Cook, C. R., Lyon, A. R., Kubergovic, D., Wright, D. B., & Zhang, Y. (2015). A supportive beliefs intervention to facilitate the implementation of evidence-based practices within a multi-tiered system of supports. School Mental Health, 7(1), 49-60.

Lyon, A. R., Frazier, S. L., Mehta, T., Atkins, M. S., & Weisbach, J. (2011). Easier said than done: Intervention sustainability in an urban after-school program. Administration and Policy in Mental Health and Mental Health Services Research, 38(6), 504-517.

Youth Residential Treatment Centers

Trauma-informed programming was implemented in two youth residential treatment settings, based on the Attachment, Self-regulation and Competency (ARC) intervention framework.
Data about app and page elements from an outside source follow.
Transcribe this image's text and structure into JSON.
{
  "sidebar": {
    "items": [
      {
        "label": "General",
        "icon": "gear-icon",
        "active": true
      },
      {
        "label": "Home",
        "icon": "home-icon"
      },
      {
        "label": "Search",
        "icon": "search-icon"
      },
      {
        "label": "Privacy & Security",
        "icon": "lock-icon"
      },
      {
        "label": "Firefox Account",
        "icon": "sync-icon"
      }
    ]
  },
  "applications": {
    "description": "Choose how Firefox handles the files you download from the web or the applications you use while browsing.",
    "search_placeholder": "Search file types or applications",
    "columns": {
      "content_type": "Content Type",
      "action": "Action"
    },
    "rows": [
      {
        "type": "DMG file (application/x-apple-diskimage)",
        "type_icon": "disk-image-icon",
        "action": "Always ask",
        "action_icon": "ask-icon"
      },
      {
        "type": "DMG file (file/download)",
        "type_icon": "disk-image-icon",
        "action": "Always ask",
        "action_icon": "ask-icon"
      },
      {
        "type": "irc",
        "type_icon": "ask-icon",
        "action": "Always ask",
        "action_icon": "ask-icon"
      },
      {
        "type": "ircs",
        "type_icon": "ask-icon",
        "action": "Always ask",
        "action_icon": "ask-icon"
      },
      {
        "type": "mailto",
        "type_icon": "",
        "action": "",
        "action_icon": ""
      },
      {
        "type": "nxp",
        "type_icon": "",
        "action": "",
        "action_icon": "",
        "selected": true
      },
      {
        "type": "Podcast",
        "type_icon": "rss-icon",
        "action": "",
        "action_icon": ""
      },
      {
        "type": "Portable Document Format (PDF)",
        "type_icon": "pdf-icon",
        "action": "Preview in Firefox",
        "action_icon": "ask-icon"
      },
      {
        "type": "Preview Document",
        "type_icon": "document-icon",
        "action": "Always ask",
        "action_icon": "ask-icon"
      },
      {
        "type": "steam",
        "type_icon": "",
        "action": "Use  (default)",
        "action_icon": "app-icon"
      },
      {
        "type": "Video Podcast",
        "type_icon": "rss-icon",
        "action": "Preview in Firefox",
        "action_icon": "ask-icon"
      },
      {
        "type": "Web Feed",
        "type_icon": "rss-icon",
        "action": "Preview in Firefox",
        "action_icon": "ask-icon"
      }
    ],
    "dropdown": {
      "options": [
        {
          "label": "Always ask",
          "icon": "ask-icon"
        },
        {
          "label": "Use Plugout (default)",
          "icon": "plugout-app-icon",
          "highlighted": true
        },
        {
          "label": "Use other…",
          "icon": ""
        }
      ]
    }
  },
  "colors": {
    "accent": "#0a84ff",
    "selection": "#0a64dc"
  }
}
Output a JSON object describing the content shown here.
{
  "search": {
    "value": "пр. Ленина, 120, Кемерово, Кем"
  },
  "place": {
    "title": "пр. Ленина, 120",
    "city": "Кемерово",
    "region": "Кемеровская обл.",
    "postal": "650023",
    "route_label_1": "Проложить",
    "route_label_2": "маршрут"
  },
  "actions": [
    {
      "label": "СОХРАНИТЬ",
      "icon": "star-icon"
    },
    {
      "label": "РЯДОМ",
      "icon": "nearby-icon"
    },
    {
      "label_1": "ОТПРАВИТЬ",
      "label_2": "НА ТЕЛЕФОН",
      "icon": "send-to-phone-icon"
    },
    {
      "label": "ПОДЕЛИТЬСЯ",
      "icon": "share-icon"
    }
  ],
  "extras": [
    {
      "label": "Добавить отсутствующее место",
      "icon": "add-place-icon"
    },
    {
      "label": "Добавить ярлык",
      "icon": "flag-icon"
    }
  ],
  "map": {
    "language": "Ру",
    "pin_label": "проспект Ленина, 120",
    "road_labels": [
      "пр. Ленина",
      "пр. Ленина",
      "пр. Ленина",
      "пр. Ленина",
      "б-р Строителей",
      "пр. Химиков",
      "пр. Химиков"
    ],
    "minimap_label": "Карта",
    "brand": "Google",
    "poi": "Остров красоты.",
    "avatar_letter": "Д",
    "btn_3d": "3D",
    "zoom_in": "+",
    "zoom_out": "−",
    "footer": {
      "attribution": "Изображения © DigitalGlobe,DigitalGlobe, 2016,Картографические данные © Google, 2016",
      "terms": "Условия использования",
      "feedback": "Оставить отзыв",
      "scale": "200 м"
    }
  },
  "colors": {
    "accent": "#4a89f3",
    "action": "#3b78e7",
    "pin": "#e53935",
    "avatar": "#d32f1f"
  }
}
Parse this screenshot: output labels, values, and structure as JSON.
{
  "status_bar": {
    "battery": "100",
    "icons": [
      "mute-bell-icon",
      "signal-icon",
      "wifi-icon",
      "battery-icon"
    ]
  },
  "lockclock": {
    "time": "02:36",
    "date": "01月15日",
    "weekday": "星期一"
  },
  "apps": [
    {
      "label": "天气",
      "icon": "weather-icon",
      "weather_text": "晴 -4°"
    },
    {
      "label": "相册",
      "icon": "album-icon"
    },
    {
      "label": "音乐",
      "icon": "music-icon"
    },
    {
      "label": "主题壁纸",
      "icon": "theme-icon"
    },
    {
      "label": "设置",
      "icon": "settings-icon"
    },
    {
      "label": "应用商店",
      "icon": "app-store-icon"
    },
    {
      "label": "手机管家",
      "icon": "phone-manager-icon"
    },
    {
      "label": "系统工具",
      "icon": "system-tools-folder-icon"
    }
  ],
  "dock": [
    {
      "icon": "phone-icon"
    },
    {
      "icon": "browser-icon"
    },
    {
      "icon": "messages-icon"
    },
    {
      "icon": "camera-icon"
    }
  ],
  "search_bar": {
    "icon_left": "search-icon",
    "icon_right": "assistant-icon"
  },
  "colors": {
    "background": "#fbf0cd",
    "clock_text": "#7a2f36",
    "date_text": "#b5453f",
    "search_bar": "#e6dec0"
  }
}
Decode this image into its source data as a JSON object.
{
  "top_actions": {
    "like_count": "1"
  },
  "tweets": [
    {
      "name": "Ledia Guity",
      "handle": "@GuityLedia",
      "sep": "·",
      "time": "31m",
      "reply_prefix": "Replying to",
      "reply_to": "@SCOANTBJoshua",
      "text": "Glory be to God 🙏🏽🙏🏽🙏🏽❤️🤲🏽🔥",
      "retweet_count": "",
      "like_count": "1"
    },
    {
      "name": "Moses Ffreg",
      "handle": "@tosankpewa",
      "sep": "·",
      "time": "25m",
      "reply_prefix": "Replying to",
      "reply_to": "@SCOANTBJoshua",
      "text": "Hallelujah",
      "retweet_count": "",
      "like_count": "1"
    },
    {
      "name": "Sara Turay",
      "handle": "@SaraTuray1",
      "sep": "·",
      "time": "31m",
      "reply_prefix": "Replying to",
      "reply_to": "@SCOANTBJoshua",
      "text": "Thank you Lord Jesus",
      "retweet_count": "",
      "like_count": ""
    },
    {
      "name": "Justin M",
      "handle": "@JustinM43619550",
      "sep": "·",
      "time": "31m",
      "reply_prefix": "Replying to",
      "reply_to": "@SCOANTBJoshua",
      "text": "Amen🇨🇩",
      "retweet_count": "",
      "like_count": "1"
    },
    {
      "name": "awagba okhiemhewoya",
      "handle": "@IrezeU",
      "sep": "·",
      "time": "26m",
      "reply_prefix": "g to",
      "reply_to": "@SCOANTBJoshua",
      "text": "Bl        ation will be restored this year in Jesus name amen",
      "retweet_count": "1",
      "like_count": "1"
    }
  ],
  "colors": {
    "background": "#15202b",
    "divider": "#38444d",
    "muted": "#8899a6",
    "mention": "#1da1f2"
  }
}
The implementation strategy was based on the 6-step framework suggested by Fixsen and colleagues. Both top down (e.g. by agency administrators) and bottom up (e.g., clients, families, program staff) approaches were used to assess the needs of
each program, identifying five core in need of pre-implementation readiness interventions. Implementation teams were identified within each setting to spearhead the process. Didactic and experiential training was delivered for all staff, in modules appropriate for their jobs and logistical considerations. Specific goals and objectives chosen to enhance the milieu were selected by the implementation teams at each site based on the organizational needs assessment. Adjunctive individual and group therapy in the ARC model was implemented for a subset of clients. Four key areas were identified as crucial to sustaining the EBP: 1) trauma team leadership and focus; 2) policy and procedure; 3) orientation and ongoing training; and 4) ongoing evaluation

Descriptive / Evalution / Outcome Paper:

Hodgdon, H.B., Kinniburgh, K.J., Gabowitz, D., Blaustein, M.E., & Spinazzola, J. (2013). Development and implementation of trauma-informed programming in youth residential treatment centers using the ARC framework. Journal of Family Violence, 28, 679-692.

Single organization

CBT was integrated into a large-group practice mental health services delivery organization over a period of several years. Leadership devoted substantial time and monetary resources to ensure implementation success. They identified a psychologist who had demonstrated previous experience in developing clinical guidelines to lead the effort, and formed a committee, comprising both clinicians and managers from the various clinics to provide input into the plan to assure that both organizational and individual needs of clients and clinicians were taken into account in the development of the training program. The training program included didactics and experiential exercises on CBT principles, plus ongoing consultation. Efforts were made to integrate CBT into the culture of the agency through peer consultation that integrated CBT into case reviews, chart audits focusing on the use of EBPs, and hiring of staff with CBT backgrounds.

Description and Program Evaluation:

Steinfeld, B.I., Coffman, S.J., & Keyes, J.A. (2009). Implementation of an evidence- based practice in a clinical setting: What happens when you get there? Professional Psychology: Research and Practice, 40, 410-416.